Isa Corbeek

Portrait Isa Corbeek
The safe and challenging environment encourages me to work on my skills and perspectives as an Anthropologist and Development Studies Scientist.
Isa Corbeek
Anthropology and Development Studies
Study start date
Previous education
Culturele Antropologie en Ontwikkelingsstudies

Isa Corbeek was a Master's student Anthropology and Development Studies.

What did you like about the Master's programme and why?

From an early age I have been eager to understand the nature of human interactions. I often wonder why people interact with each other in ways they do and what normative thoughts are behind their actions. In the past couple of years I have gained a growing interest in not only interactions among humans but also interactions among humans and nature. My main motivation for following this Master's programme in Anthropology and Development Studies, with a track in human-nature interactions, steams from this interest in studying and understanding how humans live in close contact with nature. Today, the relationship between humans and nature is under pressure as it affects the capacity of communities and ecosystems to absorb environmental and societal shocks. Because of this programme, I am not only able to analyse these complex and dynamic interactions between humans and nature, but I can also attribute to formulating and rethinking ways for societies to improve their ways of living together with their environment.

What did you think about the atmosphere in class?

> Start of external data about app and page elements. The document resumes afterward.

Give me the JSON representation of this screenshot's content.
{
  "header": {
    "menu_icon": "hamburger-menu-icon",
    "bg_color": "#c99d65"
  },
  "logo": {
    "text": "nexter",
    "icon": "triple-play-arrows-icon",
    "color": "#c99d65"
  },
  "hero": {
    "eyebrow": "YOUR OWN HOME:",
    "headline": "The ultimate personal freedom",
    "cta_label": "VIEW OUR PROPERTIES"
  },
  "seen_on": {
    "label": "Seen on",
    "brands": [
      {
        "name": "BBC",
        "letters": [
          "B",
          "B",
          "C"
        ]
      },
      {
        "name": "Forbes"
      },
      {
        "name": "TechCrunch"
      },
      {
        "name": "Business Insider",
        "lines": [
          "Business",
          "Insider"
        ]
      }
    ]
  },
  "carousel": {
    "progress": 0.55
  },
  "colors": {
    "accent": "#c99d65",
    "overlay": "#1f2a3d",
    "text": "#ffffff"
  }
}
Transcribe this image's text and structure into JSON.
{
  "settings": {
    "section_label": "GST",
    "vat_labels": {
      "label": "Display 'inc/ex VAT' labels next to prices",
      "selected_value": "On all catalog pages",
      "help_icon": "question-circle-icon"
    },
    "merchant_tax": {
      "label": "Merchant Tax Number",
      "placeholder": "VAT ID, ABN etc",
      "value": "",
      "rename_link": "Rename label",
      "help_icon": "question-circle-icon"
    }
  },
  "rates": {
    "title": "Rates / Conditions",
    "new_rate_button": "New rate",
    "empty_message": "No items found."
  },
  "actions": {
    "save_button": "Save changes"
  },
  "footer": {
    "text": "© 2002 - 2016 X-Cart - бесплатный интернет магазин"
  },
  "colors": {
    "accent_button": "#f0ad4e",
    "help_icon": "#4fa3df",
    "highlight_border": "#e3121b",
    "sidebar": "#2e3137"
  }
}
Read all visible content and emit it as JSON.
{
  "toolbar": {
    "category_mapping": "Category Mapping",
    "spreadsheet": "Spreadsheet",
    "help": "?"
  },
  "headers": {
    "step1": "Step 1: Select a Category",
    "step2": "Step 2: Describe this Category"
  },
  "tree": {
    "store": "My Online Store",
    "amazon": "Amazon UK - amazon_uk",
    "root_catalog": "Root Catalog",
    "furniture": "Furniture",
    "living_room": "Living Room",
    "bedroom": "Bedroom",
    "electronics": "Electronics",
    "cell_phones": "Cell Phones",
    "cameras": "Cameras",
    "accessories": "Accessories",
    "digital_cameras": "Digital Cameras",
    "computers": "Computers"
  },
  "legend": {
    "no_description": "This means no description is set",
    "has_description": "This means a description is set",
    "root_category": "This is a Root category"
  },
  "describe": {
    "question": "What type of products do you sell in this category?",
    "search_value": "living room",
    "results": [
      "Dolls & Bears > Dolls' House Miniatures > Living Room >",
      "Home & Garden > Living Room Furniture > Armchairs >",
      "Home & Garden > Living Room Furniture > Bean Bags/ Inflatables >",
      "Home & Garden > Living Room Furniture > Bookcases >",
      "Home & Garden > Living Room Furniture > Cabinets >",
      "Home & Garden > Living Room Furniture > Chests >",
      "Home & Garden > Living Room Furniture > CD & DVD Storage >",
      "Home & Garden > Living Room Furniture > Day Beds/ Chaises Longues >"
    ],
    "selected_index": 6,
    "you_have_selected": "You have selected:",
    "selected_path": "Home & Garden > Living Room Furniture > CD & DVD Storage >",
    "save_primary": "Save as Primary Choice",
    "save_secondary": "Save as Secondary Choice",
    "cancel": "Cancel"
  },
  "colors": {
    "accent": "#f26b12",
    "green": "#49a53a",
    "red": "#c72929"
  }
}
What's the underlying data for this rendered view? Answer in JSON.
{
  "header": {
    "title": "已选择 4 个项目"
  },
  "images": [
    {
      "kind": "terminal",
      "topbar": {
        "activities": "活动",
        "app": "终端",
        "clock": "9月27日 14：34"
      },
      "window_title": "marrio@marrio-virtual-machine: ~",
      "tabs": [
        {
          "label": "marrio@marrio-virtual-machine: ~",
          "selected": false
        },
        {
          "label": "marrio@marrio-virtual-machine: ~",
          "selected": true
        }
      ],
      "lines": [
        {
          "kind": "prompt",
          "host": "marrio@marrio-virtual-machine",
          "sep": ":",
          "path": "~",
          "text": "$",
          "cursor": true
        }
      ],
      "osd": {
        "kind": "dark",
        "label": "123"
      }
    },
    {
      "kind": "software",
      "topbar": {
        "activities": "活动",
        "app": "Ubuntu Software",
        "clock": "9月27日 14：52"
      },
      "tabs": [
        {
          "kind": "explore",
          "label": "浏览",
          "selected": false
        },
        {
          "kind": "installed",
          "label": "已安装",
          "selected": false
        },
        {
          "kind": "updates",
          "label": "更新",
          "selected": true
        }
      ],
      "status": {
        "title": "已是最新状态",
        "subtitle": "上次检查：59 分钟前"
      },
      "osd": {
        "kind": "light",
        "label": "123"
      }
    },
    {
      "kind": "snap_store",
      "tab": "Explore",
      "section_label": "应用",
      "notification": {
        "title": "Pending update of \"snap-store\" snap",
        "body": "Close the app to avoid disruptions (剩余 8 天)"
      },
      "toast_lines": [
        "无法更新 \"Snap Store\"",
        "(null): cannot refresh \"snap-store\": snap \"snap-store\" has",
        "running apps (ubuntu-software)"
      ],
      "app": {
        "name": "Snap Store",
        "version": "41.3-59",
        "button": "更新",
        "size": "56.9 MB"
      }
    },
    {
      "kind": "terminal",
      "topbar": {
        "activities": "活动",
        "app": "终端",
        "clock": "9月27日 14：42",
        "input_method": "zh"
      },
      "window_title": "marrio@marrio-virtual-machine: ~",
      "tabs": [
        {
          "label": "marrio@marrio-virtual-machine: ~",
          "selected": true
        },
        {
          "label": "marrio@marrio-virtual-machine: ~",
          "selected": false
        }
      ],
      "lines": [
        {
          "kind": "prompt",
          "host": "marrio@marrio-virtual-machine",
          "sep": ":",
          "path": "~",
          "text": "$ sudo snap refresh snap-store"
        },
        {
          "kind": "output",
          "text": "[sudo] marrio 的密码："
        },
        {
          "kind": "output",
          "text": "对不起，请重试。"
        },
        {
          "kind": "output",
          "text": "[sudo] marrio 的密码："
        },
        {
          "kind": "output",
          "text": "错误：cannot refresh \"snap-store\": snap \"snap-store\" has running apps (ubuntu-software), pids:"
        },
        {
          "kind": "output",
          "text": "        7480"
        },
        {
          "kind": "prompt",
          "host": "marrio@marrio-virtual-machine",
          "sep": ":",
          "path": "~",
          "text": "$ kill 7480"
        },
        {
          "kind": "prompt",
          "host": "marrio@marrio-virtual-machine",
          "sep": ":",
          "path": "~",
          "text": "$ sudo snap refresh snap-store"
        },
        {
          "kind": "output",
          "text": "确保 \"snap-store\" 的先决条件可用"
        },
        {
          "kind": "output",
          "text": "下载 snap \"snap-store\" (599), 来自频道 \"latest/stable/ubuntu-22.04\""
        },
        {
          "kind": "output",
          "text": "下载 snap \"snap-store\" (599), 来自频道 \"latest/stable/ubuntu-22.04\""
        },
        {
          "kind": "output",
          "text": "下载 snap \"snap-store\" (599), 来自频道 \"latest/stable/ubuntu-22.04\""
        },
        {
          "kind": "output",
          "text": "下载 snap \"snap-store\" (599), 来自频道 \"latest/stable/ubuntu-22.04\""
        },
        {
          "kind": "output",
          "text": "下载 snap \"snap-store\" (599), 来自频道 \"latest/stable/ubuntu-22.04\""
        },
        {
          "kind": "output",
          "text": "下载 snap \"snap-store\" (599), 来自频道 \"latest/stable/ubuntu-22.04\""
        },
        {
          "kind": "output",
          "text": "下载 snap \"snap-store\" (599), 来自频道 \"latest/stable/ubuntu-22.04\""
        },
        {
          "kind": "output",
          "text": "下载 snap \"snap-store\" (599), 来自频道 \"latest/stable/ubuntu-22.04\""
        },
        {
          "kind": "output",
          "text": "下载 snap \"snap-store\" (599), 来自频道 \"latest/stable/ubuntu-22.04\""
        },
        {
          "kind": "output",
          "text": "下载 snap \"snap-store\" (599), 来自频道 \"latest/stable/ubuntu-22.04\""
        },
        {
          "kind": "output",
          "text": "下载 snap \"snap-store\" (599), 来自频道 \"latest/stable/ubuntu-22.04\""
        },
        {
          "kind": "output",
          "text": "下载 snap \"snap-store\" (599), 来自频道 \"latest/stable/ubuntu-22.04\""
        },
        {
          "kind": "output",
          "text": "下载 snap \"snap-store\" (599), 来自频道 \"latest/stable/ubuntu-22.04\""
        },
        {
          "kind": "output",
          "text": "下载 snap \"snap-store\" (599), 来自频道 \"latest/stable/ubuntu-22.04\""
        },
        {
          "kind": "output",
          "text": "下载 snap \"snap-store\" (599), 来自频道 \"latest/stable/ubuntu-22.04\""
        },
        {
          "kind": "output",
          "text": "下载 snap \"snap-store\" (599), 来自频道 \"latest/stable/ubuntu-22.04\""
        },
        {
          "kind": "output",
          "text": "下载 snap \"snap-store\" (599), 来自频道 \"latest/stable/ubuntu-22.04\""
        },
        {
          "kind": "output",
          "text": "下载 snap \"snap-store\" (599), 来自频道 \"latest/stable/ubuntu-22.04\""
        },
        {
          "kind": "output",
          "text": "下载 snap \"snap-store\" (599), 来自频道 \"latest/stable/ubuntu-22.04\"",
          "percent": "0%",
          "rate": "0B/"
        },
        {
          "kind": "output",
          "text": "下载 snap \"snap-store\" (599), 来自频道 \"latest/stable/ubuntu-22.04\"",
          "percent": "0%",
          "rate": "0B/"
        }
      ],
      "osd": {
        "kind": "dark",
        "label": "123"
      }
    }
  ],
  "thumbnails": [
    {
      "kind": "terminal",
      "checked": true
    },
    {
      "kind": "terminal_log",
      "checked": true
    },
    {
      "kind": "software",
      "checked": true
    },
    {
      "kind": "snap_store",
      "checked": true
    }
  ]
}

In my experience, teachers are easy to approach and students are always willing to help each other out. I feel supported and appreciated by the teachers, as well as the other students of the programme. I think the programme does a wonderful job in making the students feel comfortable to share and develop their perspectives on contemporary societal and environmental challenges. This safe, but challenging, environment encourages me to work on my skills and perspectives as an Anthropologist and Development Studies Scientist.

What did you find most challenging in your Master’s programme? Have you encountered any obstacles?

It is very interesting and challenging to unravel and grasp different lenses through which people perceive the (natural) world. In addition, it is fascinating to learn how these ways of seeing the world are created and maintained by culture. At the same time, I find it sometimes depressing that many people still pursue an unsustainable way of living.

The fact that, in general, humans still treat the environment very badly makes me often wonder how I will ever be able to contribute to humans living in solidarity with nature. However, the conversations and discussions with fellow students and the teachers are often very inspiring and hopeful!

What was your thesis about?

For my Master's thesis, I have conducted fieldwork in the neighbourhood of Lunetten, in the city of Utrecht. I focused on the establishment and perception of human-plant relations in domestic gardens. One of the questions I asked myself was: How do people reflect on the presence of weeds in their gardens? In conducting this research I collaborated with the Foundation 'Steenbreek' and the Foundation 'Present Utrecht'. They focus on making domestic gardens greener in order to improve the city's biodiversity. During this fieldwork period, I was in close contact with the residents of the neighbourhood, learning from them through in-depth interviews and participant observations. This research made me see the natural world of the domestic garden through many new perspectives.

Why do you think it is important that there are people out there with this degree?

Anthropologists and Development Studies Scientists are not only able to grasp a proper understanding of people’s beliefs and life choices, but they also have adopted strong (social) skills to connect and work with, people and their worldviews. Because of this, they are able to connect different groups of people and their ideas. In addition, I think they are well equipped to translate these perspectives in concrete policies and interventions which we need to make the world a more sustainable place.

I am very glad that I have developed these skills and perspectives and I would like to raise more awareness for how normative ideas on human-nature interactions are constructed, how they influence our actions, and how these ideas can be transformed into more sustainable worldviews. I can imagine myself doing this in various ways. For example as a project coordinator that works on projects that aim to connect humans and nature; as a teacher who tries to create more awareness for these topics among students; or as a researcher conducting my own societal relevant research on human-plant relations.